And while people may like to caricature her, and the movement she is associated with, as a goth kid who doesn’t understand Real Death? In reality, despite all the images associated with her in people’s heads, when it comes to dealing with death and grief she is extraordinarily sensitive to the experiences of other people. She doesn’t shy away from difficult topics and difficult situations. She doesn’t go in for easy answers. If you are walking in the dark, she is someone you want by your side. And she will
Anyway, in the wake of the antisemitic massacre at the synagogue in Pittsburgh, I find her blog post to be more relevant than ever. I don’t quite understand how I never saw it until now, but I am glad to have found it. Like many good posts, it makes you think, and gives you more questions than answers.
Also I had no idea that she lost a partner to drowning. I know this must have happened a long time ago, but my heart goes out to her. I can’t imagine.
Another blog post by the same author, worth reading:
For the first few years I was an advocate for reform in the death industry, I used phrases like “death awareness” and “death acceptance” to describe the movement I was a part of. After all, these were the terms used since the 1970s by scholars and practitioners.

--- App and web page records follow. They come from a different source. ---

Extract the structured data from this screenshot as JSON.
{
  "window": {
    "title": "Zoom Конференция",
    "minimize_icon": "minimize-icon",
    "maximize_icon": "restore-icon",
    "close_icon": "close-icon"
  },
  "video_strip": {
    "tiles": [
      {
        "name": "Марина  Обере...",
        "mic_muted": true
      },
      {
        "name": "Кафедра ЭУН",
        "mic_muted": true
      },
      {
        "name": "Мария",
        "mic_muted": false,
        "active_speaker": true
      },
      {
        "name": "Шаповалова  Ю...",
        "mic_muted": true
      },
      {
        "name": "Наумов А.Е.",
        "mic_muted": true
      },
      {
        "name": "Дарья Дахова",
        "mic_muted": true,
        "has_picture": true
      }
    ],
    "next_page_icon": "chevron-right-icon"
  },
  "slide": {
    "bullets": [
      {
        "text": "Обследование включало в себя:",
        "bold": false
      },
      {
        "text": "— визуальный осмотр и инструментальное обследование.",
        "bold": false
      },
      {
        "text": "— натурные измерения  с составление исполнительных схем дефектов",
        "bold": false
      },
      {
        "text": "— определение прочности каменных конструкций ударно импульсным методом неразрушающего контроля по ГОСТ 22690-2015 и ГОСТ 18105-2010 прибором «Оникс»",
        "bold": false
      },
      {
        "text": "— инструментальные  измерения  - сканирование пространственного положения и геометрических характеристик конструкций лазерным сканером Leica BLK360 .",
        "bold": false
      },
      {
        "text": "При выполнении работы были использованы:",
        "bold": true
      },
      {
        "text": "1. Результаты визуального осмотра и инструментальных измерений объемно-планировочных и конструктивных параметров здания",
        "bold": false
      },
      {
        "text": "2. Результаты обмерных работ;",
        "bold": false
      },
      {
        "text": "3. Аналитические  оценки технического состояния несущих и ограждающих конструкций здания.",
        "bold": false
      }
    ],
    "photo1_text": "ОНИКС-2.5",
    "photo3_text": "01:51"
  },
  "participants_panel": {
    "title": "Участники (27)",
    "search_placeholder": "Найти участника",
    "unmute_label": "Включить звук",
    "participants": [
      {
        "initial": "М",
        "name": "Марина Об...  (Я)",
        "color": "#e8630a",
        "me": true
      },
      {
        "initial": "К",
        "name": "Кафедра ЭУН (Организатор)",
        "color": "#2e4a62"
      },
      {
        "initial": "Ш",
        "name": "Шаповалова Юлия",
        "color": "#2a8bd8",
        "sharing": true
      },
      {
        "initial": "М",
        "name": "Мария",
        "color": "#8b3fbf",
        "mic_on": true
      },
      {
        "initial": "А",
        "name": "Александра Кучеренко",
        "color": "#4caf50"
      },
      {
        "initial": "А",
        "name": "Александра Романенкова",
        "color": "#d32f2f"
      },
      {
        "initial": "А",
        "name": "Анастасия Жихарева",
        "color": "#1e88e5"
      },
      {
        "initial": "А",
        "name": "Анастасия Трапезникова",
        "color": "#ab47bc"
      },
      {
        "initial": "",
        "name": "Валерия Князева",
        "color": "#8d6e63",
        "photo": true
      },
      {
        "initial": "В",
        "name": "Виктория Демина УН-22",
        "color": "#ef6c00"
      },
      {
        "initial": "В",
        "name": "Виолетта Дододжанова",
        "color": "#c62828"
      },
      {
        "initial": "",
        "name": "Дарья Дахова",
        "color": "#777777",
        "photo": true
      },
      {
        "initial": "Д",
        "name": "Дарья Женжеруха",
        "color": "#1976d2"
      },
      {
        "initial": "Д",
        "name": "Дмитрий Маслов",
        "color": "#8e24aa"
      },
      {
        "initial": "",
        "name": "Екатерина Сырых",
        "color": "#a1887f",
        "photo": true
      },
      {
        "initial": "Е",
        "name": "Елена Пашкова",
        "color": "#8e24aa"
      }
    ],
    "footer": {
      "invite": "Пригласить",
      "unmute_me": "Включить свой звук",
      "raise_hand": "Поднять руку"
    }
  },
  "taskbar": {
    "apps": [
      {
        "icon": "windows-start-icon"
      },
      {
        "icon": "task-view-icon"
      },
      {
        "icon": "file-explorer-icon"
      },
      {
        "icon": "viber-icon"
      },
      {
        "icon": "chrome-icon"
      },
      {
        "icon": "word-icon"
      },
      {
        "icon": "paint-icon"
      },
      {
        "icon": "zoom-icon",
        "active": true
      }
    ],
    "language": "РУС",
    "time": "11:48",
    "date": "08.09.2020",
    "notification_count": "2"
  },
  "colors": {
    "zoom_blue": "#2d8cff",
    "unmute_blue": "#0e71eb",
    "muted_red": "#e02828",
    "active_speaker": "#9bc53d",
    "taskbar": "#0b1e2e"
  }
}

I became “death positive” almost by accident. It started with a tweet, asking why we had movements like body positivity and sex positivity, but we couldn’t use that same umbrella to be forward thinking about our own deaths. People began to respond to the tweet, and the term took off. As an advocate, you go where the enthusiasm and momentum take you, and the term death positivity was challenging and necessary.
I would never tell you to self-identify as death positive. Even if you share all of our principles (laid out here), and support our advocacy, that may not mean you want to align with the movement. That’s fair! But I’ve noticed some misconceptions about the movement’s purpose and values lately, and I want to make sure our stance is clear.Caitlin Doughty, “What Death Positive Is Not”, Order of the Good Death